Dan comes upon them converging in a stairwell and makes with the stealthy as Serena begs Blair to explain what set off this latest thing. "Why am I mad? You mean why aren't I furious?! I can't believe for one second I thought that it'd be different this time!" Blair goes into depth about how Serena takes everything, everything away from her, all the time, like Nate and Eleanor and the modeling and being pretty, just by existing, and nods in the direction of how that's not really her fault but doesn't fully grasp the concept, just keeps screaming and screaming. "When you glanced at the call sheet, did you see my name on it? When I wasn't in hair and makeup, didn't that seem strange? When the dressing room only had your name on the door, what, did you think they just forgot?" Serena swears that they were just doing test shots, and she thought Blair was just running late: "Look, Blair, I encouraged you to do this. Why would I try to steal something from you that I pushed you to do?" Because, again, that's how you roll, Blair tries to explain.

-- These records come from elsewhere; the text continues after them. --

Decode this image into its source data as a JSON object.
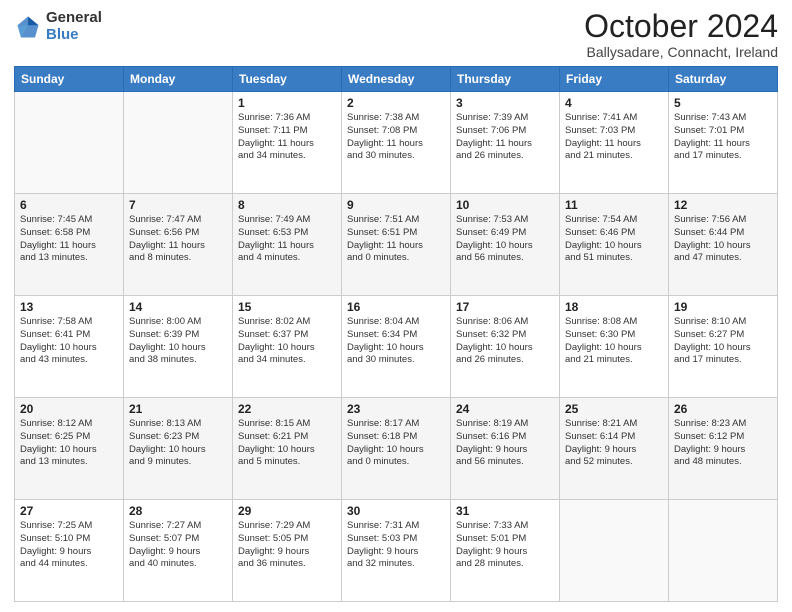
{
  "header": {
    "logo_general": "General",
    "logo_blue": "Blue",
    "month_title": "October 2024",
    "location": "Ballysadare, Connacht, Ireland"
  },
  "days_of_week": [
    "Sunday",
    "Monday",
    "Tuesday",
    "Wednesday",
    "Thursday",
    "Friday",
    "Saturday"
  ],
  "weeks": [
    [
      {
        "day": "",
        "info": ""
      },
      {
        "day": "",
        "info": ""
      },
      {
        "day": "1",
        "info": "Sunrise: 7:36 AM\nSunset: 7:11 PM\nDaylight: 11 hours\nand 34 minutes."
      },
      {
        "day": "2",
        "info": "Sunrise: 7:38 AM\nSunset: 7:08 PM\nDaylight: 11 hours\nand 30 minutes."
      },
      {
        "day": "3",
        "info": "Sunrise: 7:39 AM\nSunset: 7:06 PM\nDaylight: 11 hours\nand 26 minutes."
      },
      {
        "day": "4",
        "info": "Sunrise: 7:41 AM\nSunset: 7:03 PM\nDaylight: 11 hours\nand 21 minutes."
      },
      {
        "day": "5",
        "info": "Sunrise: 7:43 AM\nSunset: 7:01 PM\nDaylight: 11 hours\nand 17 minutes."
      }
    ],
    [
      {
        "day": "6",
        "info": "Sunrise: 7:45 AM\nSunset: 6:58 PM\nDaylight: 11 hours\nand 13 minutes."
      },
      {
        "day": "7",
        "info": "Sunrise: 7:47 AM\nSunset: 6:56 PM\nDaylight: 11 hours\nand 8 minutes."
      },
      {
        "day": "8",
        "info": "Sunrise: 7:49 AM\nSunset: 6:53 PM\nDaylight: 11 hours\nand 4 minutes."
      },
      {
        "day": "9",
        "info": "Sunrise: 7:51 AM\nSunset: 6:51 PM\nDaylight: 11 hours\nand 0 minutes."
      },
      {
        "day": "10",
        "info": "Sunrise: 7:53 AM\nSunset: 6:49 PM\nDaylight: 10 hours\nand 56 minutes."
      },
      {
        "day": "11",
        "info": "Sunrise: 7:54 AM\nSunset: 6:46 PM\nDaylight: 10 hours\nand 51 minutes."
      },
      {
        "day": "12",
        "info": "Sunrise: 7:56 AM\nSunset: 6:44 PM\nDaylight: 10 hours\nand 47 minutes."
      }
    ],
    [
      {
        "day": "13",
        "info": "Sunrise: 7:58 AM\nSunset: 6:41 PM\nDaylight: 10 hours\nand 43 minutes."
      },
      {
        "day": "14",
        "info": "Sunrise: 8:00 AM\nSunset: 6:39 PM\nDaylight: 10 hours\nand 38 minutes."
      },
      {
        "day": "15",
        "info": "Sunrise: 8:02 AM\nSunset: 6:37 PM\nDaylight: 10 hours\nand 34 minutes."
      },
      {
        "day": "16",
        "info": "Sunrise: 8:04 AM\nSunset: 6:34 PM\nDaylight: 10 hours\nand 30 minutes."
      },
      {
        "day": "17",
        "info": "Sunrise: 8:06 AM\nSunset: 6:32 PM\nDaylight: 10 hours\nand 26 minutes."
      },
      {
        "day": "18",
        "info": "Sunrise: 8:08 AM\nSunset: 6:30 PM\nDaylight: 10 hours\nand 21 minutes."
      },
      {
        "day": "19",
        "info": "Sunrise: 8:10 AM\nSunset: 6:27 PM\nDaylight: 10 hours\nand 17 minutes."
      }
    ],
    [
      {
        "day": "20",
        "info": "Sunrise: 8:12 AM\nSunset: 6:25 PM\nDaylight: 10 hours\nand 13 minutes."
      },
      {
        "day": "21",
        "info": "Sunrise: 8:13 AM\nSunset: 6:23 PM\nDaylight: 10 hours\nand 9 minutes."
      },
      {
        "day": "22",
        "info": "Sunrise: 8:15 AM\nSunset: 6:21 PM\nDaylight: 10 hours\nand 5 minutes."
      },
      {
        "day": "23",
        "info": "Sunrise: 8:17 AM\nSunset: 6:18 PM\nDaylight: 10 hours\nand 0 minutes."
      },
      {
        "day": "24",
        "info": "Sunrise: 8:19 AM\nSunset: 6:16 PM\nDaylight: 9 hours\nand 56 minutes."
      },
      {
        "day": "25",
        "info": "Sunrise: 8:21 AM\nSunset: 6:14 PM\nDaylight: 9 hours\nand 52 minutes."
      },
      {
        "day": "26",
        "info": "Sunrise: 8:23 AM\nSunset: 6:12 PM\nDaylight: 9 hours\nand 48 minutes."
      }
    ],
    [
      {
        "day": "27",
        "info": "Sunrise: 7:25 AM\nSunset: 5:10 PM\nDaylight: 9 hours\nand 44 minutes."
      },
      {
        "day": "28",
        "info": "Sunrise: 7:27 AM\nSunset: 5:07 PM\nDaylight: 9 hours\nand 40 minutes."
      },
      {
        "day": "29",
        "info": "Sunrise: 7:29 AM\nSunset: 5:05 PM\nDaylight: 9 hours\nand 36 minutes."
      },
      {
        "day": "30",
        "info": "Sunrise: 7:31 AM\nSunset: 5:03 PM\nDaylight: 9 hours\nand 32 minutes."
      },
      {
        "day": "31",
        "info": "Sunrise: 7:33 AM\nSunset: 5:01 PM\nDaylight: 9 hours\nand 28 minutes."
      },
      {
        "day": "",
        "info": ""
      },
      {
        "day": "",
        "info": ""
      }
    ]
  ]
}
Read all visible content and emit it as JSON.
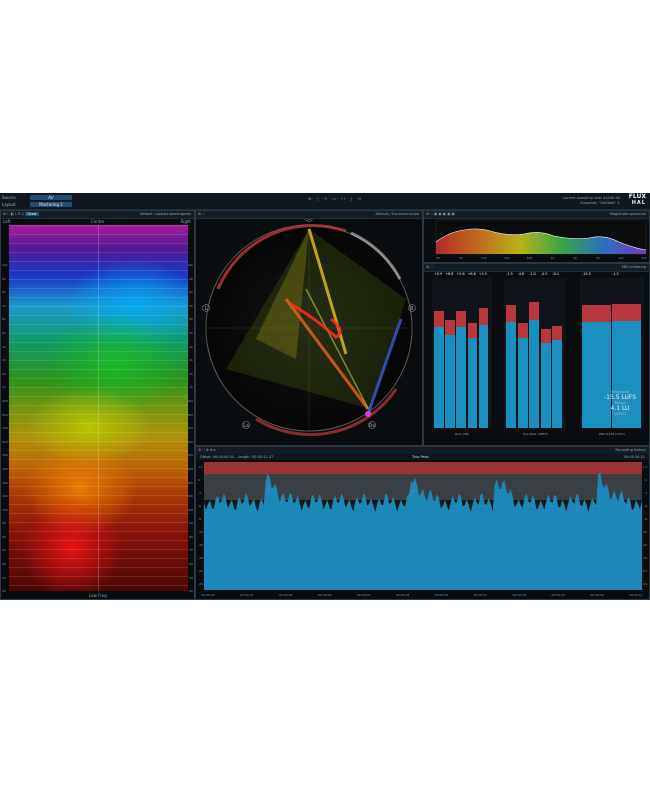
{
  "topbar": {
    "source_label": "Source",
    "source_value": "Air",
    "layout_label": "Layout",
    "layout_value": "Mastering 2",
    "sample_rate": "Current sampling rate: 44100 Hz",
    "snapshot": "Snapshot: \"Untitled\" ↕",
    "logo_top": "FLUX",
    "logo_bottom": "HAL"
  },
  "spectrogram": {
    "title": "Default / spatial spectrogram",
    "left": "Left",
    "center": "Center",
    "right": "Right",
    "bottom": "Low Freq",
    "mode": "Draw",
    "tick_labels": [
      "10k",
      "9k",
      "8k",
      "7k",
      "6k",
      "5k",
      "4k",
      "3k",
      "2k",
      "1k",
      "900",
      "800",
      "700",
      "600",
      "500",
      "400",
      "300",
      "200",
      "100",
      "90",
      "80",
      "70",
      "60",
      "50",
      "40",
      "30",
      "20"
    ]
  },
  "vectorscope": {
    "title": "Default / Surround scope",
    "labels": [
      "C",
      "L",
      "R",
      "Ls",
      "Rs"
    ]
  },
  "magnitude": {
    "title": "Magnitude spectrum",
    "freq_labels": [
      "20",
      "50",
      "100",
      "200",
      "500",
      "1k",
      "2k",
      "5k",
      "10k",
      "20k"
    ]
  },
  "meters": {
    "title": "EBU metering",
    "groups": [
      {
        "name": "Rms (dB)",
        "readouts": [
          "+5.9",
          "+6.8",
          "+5.6",
          "+6.8",
          "+5.5"
        ],
        "levels": [
          0.78,
          0.72,
          0.78,
          0.7,
          0.8
        ]
      },
      {
        "name": "True Peak (dBTP)",
        "readouts": [
          "-1.9",
          "-4.8",
          "-1.0",
          "-4.5",
          "-6.1"
        ],
        "levels": [
          0.82,
          0.7,
          0.84,
          0.66,
          0.68
        ]
      },
      {
        "name": "EBU R128 (LUFS)",
        "readouts": [
          "-15.5",
          "-1.5"
        ],
        "levels": [
          0.82,
          0.83
        ]
      }
    ],
    "integrated_label": "Integrated",
    "integrated_value": "-15.5 LUFS",
    "range_label": "Range",
    "range_value": "4.1 LU",
    "status": "GATED"
  },
  "truepeak": {
    "offset": "Offset: 00:00:00.00 - Length: 00:00:11.47",
    "title": "True Peak",
    "timecode": "00:00:16.11",
    "mode": "Recording history",
    "time_labels": [
      "00:00:00",
      "00:00:01",
      "00:00:02",
      "00:00:03",
      "00:00:04",
      "00:00:05",
      "00:00:06",
      "00:00:07",
      "00:00:08",
      "00:00:09",
      "00:00:10",
      "00:00:11"
    ],
    "db_labels": [
      "+3",
      "0",
      "-3",
      "-6",
      "-9",
      "-12",
      "-15",
      "-18",
      "-21",
      "-24"
    ]
  },
  "colors": {
    "accent": "#1a8fc0",
    "peak_red": "#b8373c",
    "panel_bg": "#0a0d10"
  }
}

It's awesome because this is the whole dynamic: Blair instinctively knows, correctly, that she deserves to be loved, which makes it so confusing that Serena's "it" makes everybody give her stuff instead. We came into this at a weird time, but it's their whole relationship: trying to hold onto each other in the constant onslaught of this narrative unfairness. A friend emailed me, before this episode, like, "Why do you care about this show? Why do you care if Serena and Blair work it out?" And I was like, "Because Serena will always get the thing, and Blair will always lose the thing, and they will try to love each other anyway, and it's riveting. Blair is going to want a thing this week, I promise, and whatever it is, she will almost get it, and then Serena will get it instead, and they will both want to die as a result. And if you've never been on one side of that relationship at one time, and on the other side of that relationship at another time, what have you been doing instead of having friends, because you always feel one way or the other, and you have to recognize how gross it makes you feel to be on either side of that, because it's nobody's fault, it's just how it happens. There's a totem pole, and you're on it, and there's always somebody above you and somebody underneath you, and you have to be kind to them both or else you're in an uncomfortable position, and learning this is how we get ourselves under control." It occurs to me that this dynamic also perfectly describes the show's relationship to wealth, our country's frighteningly widening class gap, the Ski Trip Conundrum, even the whole Hobbit/Chuck thing this week, but lest you think I'm going off on a thesis, I will tell you that really, it's because I like watching very beautiful, moneyed people doing very naughty things, to be quite honest.